Mr Philp advised the Commons Home Affairs Committee that the Government was “on track to have record numbers of officers across England and Wales”.
Asked by Conservative committee member Tim Loughton if he could be dissatisfied if the figures don’t present there are a further 20,000 officers, Mr Philp replied: “Yes, very.”
Mr Loughton added: “How disappointed would you be if those 20,000 officers turned out not actually to be terribly good?”
“Well, I’d be disappointed by that as well,” Mr Philp stated, including: “Now, clearly, the police have recruited a large number of new officers in recent years who are therefore, by definition, less experienced.
“It’s really important that the sergeants and the inspectors who oversee them, mentor them, give them the support and the training they need.”
Figures printed in January confirmed that greater than 3,000 law enforcement officials wanted to be employed in lower than three months with the intention to meet the goal.
As of December, 16,753 officers had been employed as a part of the recruitment marketing campaign, which means 84% of the goal had been reached, with 3,247 recruits nonetheless wanted.
According to The Sunday Telegraph, some police forces had been inviting again failed candidates as a part of efforts to fulfill the goal, which fuelled fears of rogue officers infiltrating the ranks.
The Home Office anticipated to spend £3.6 billion on the recruitment programme by March, with a complete value of £18.5 billion over the following 10 years, based on Whitehall’s spending watchdog.

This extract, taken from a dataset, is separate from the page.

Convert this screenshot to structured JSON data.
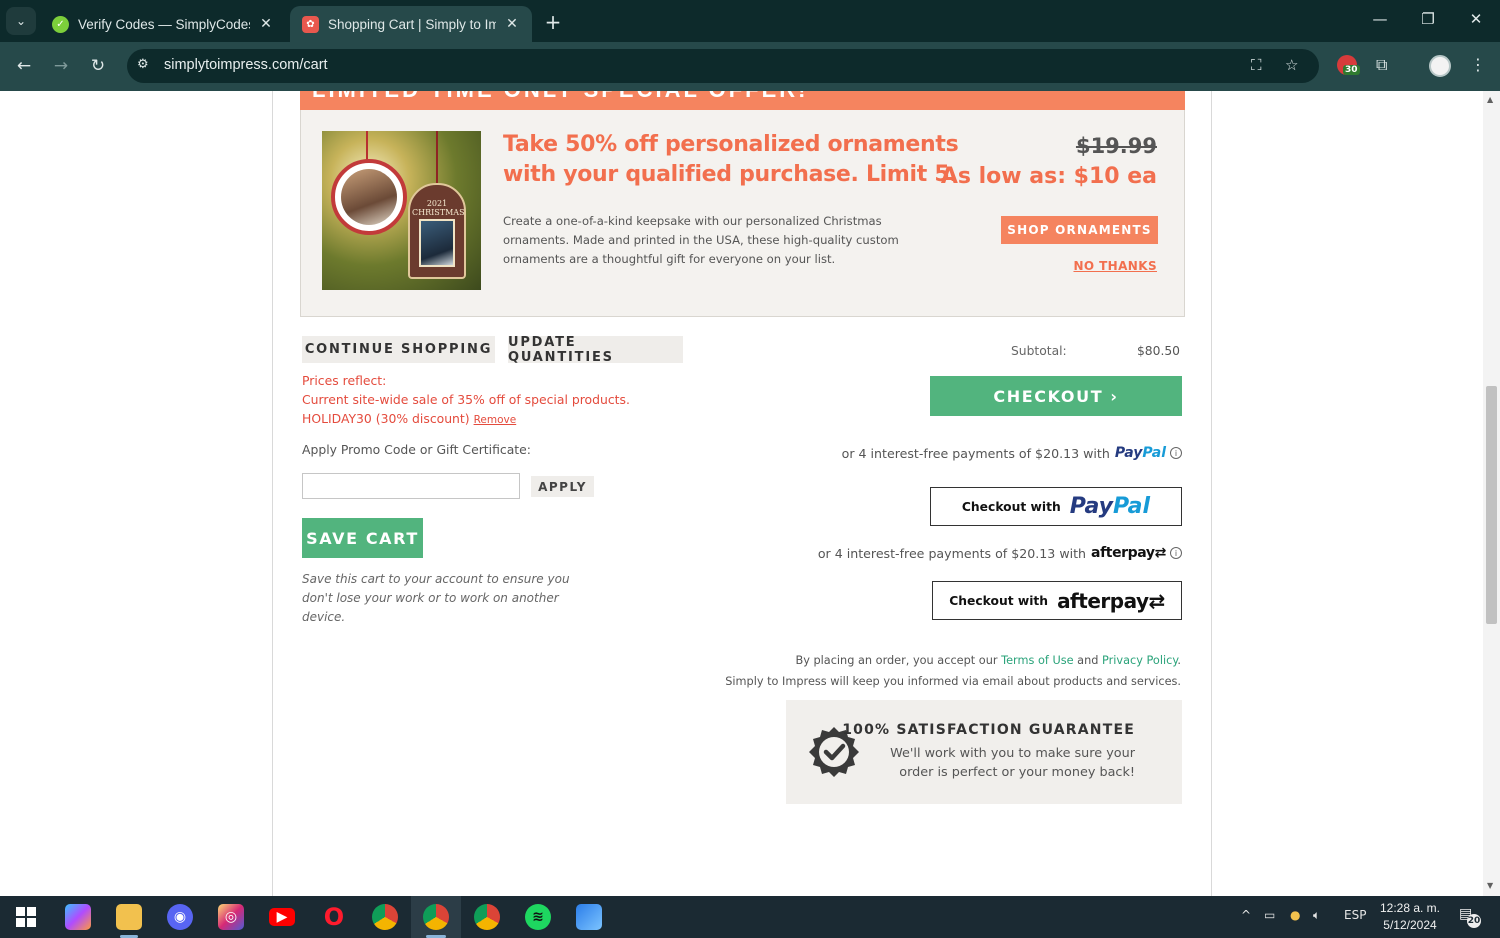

In June, the National Audit Office (NAO) warned the recruitment marketing campaign would “exacerbate pressure” on a prison justice system which is “already under strain” within the wake of the coronavirus pandemic.
It additionally stated hiring police neighborhood help officers (PCSOs), particular constables or police employees to fill the roles might result in vacancies elsewhere within the service.
Meanwhile, inspectors from police watchdog His Majesty’s Inspectorate of Constabulary and Fire and Rescue Services (HMICFRS) stated issues on the Metropolitan Police had been exacerbated by the variety of younger and inexperienced recruits within the drive because of the recruitment drive.
A month earlier, the outgoing chief inspector of constabulary, Sir Thomas Winsor, repeated warnings that the “sheer magnitude and speed” of the recruitment marketing campaign “inevitably carries risks”, including that there’s a “heightened danger that people unsuited to policing may get through and be recruited”.
In October, Met Commissioner Sir Mark Rowley stated he was reviewing the drive’s recruitment targets after questioning whether or not it’s “wise” to rent 1000’s of latest officers at velocity.
Scotland Yard was meant to rent 4,557 further officers in the course of the recruitment drive.
The Home Office stated all recruits are topic to a “rigorous” vetting course of and should meet nationwide requirements with the intention to be employed.